What you should do: Which of the lines below mention the word "title"? Pull each one out.

Data excerpts
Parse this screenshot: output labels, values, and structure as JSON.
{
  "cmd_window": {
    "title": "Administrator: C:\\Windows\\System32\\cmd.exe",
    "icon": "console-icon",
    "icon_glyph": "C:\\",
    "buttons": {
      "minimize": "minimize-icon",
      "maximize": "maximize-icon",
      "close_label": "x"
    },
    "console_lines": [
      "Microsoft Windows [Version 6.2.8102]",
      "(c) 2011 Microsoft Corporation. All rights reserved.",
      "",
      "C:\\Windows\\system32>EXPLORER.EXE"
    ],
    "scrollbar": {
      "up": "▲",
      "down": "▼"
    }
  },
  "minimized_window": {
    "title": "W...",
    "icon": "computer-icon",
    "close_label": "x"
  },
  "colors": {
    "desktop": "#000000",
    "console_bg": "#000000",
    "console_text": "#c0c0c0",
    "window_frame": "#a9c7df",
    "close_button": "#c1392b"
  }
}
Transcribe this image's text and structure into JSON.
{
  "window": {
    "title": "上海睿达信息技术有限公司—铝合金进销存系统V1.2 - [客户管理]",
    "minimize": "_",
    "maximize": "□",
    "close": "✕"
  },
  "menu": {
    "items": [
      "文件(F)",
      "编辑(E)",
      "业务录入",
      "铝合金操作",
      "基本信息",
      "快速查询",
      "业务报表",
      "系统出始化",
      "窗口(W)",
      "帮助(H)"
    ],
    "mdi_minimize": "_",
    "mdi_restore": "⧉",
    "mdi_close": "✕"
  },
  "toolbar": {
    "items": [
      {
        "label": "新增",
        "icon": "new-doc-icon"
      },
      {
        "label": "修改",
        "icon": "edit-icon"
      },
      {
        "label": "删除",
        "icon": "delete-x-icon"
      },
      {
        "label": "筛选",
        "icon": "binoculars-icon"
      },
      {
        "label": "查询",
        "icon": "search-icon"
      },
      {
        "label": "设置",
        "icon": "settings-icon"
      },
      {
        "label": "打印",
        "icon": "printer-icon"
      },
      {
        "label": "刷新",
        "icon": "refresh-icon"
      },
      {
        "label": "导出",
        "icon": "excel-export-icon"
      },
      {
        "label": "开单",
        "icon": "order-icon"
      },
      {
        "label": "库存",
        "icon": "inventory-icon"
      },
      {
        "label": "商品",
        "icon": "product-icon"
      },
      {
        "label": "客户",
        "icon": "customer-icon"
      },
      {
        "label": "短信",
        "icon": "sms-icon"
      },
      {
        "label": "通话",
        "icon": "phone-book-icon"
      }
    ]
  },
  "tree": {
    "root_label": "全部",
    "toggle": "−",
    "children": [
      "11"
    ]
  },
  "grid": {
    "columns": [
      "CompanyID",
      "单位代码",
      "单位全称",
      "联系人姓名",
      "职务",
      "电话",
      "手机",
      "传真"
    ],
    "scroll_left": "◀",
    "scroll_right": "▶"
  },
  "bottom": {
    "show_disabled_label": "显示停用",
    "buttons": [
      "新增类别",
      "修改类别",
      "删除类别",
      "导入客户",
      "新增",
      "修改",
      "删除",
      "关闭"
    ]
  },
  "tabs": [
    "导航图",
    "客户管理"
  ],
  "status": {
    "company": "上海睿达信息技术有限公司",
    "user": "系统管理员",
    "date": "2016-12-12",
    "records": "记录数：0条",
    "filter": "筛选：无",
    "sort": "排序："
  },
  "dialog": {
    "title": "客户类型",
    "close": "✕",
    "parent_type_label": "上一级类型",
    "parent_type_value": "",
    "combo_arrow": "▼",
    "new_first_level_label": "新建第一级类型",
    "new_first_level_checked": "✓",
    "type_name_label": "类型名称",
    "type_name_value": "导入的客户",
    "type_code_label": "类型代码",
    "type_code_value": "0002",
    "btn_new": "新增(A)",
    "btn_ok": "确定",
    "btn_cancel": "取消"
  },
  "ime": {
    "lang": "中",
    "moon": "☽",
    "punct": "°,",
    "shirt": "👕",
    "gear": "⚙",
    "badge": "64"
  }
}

Reply to the exercise:
    "title": "Administrator: C:\\Windows\\System32\\cmd.exe",
    "title": "W...",
    "title": "上海睿达信息技术有限公司—铝合金进销存系统V1.2 - [客户管理]",
    "title": "客户类型",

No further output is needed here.